The lady salamander that shuns male companionship may reap important benefits.
For instance, when a predator snaps off her tail.
New research from The Ohio State University compared an all-female population of mole salamanders to a related heterosexual species and found they grew their tails back 36 percent faster. The unisexual salamanders (part of the Ambystoma genus) contain DNA of up to five species and reproduce primarily by cloning themselves.
Salamanders’ tails play a critical role in predator avoidance. As larvae, tails help them swim away. Once the animals are land-dwellers, the tails act as a distraction.

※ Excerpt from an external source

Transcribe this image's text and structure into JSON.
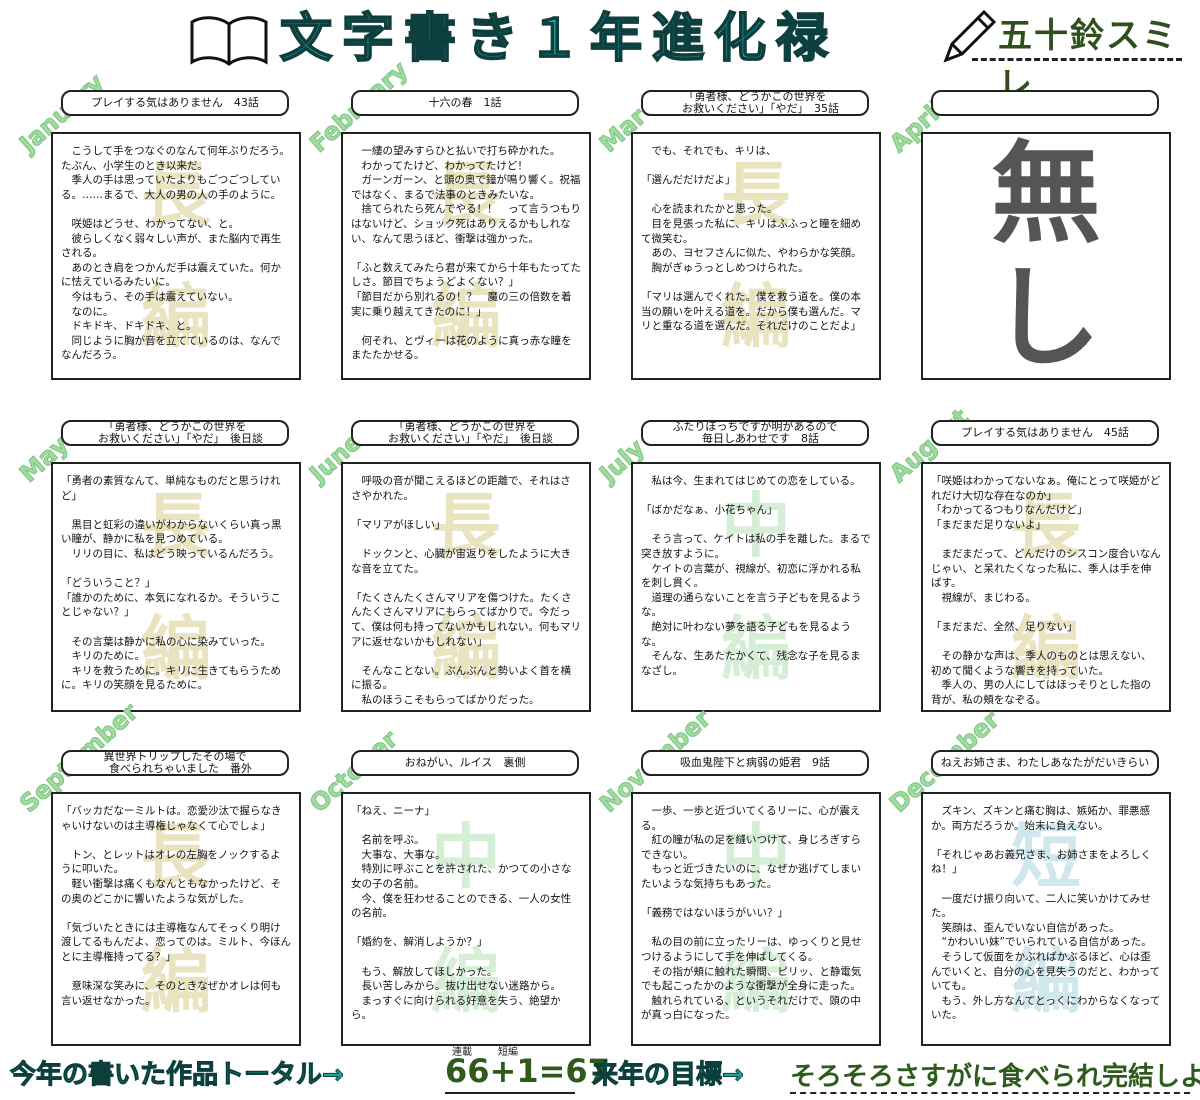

After accounting for weight and size differences — the all-female salamanders are larger and have more tail to grow back — the team concluded that the unisexual animals regenerated tail tissue at 1.5 times the rate of their heterosexual counterparts.
“I don’t think we expected it to happen so fast,” said Robert Denton, co-author of the study and a graduate student in Ohio State’s Department of Evolution, Ecology and Organismal Biology.
The study appears in the Journal of Zoology.
Populations of unisexual mole salamanders have survived millions of years through cloning. Because they aren’t mating with males (though they do mix things up by “borrowing” sperm left behind on leaves and twigs), their DNA stays relatively static.
And that might lead a salamander scientist to suspect the species would fizzle out. (Passing harmful genetic mutations to generation after generation could be bad.)
“I was wondering what makes them thrive, and there are some things that might point to them regenerating body parts at faster rates,” said Monica Saccucci, who led the study as an undergraduate at Ohio State.
Unisexual salamanders are polyploids, meaning they have more than two sets of chromosomes. This is relatively common in plants and occurs in some other animals, including goldfish. But most animals have two sets, one from mom and one from dad.
Scientists who study everything from tomatoes to humans understand that genetic differences can play significantly into how fast cells divide and tissue grows. But little research has looked at closely related salamanders with different reproduction strategies.
The research team collected egg masses from wetlands in rural Ohio and reared 10 unisexual salamanders and 30 smallmouth salamanders for comparison. Then the researchers removed a portion of the salamanders’ tails and monitored regrowth for four months.
Both groups regenerated at about the same rate up until three weeks after their tails were removed. (This was also the time most animals’ diets were upgraded from brine shrimp to larger plankton, but it’s unclear what role the nutrient shift might have played.)
Then the tails of the unisexual salamanders began to grow at a rate that outpaced their heterosexual counterparts. In about 10 weeks, the unisexuals had brand-new tails. It took the other salamanders another month or so.
The discovery illuminates how genetic differences can contribute to differences in regeneration rates that could amount to at least a partial explanation for the long-term survival of the hybrid unisexual salamanders, Saccucci said. And it shows a parallel between the small vertebrates and polyploid snails, which also regenerate after injury more quickly.
Denton said it remains unclear whether the faster regeneration is due to the genomic differences alone.
“Is it because they have more genomes or because they reproduce differently? We don’t know and it’s difficult to disentangle with these animals,” he said.
While the unisexual salamanders usually reproduce through cloning, they “borrow” salamander sperm from other species to stimulate egg production, a process called kleptogenesis.
“They can steal sperm from male salamanders and incorporate it into their genome. We don’t know exactly how that works, but it’s interesting,” Saccucci said.
Maintaining a species without males is efficient if you can pull it off, because all the females are able to create more animals without the usual complications of mating, Denton said.
Saccucci, now a medical student at the University of Cincinnati, was particularly interested in regeneration because of its promise in human medicine.
“I had salamanders to work with, and they can regenerate all kinds of structures — tails, digits, part of their heart, part of their eye. That piqued my interest,” she said.
In a salamander’s life, regeneration ranks high in importance.
“They get injured a lot,” Saccucci said. “If you can’t regenerate, you’re dead.”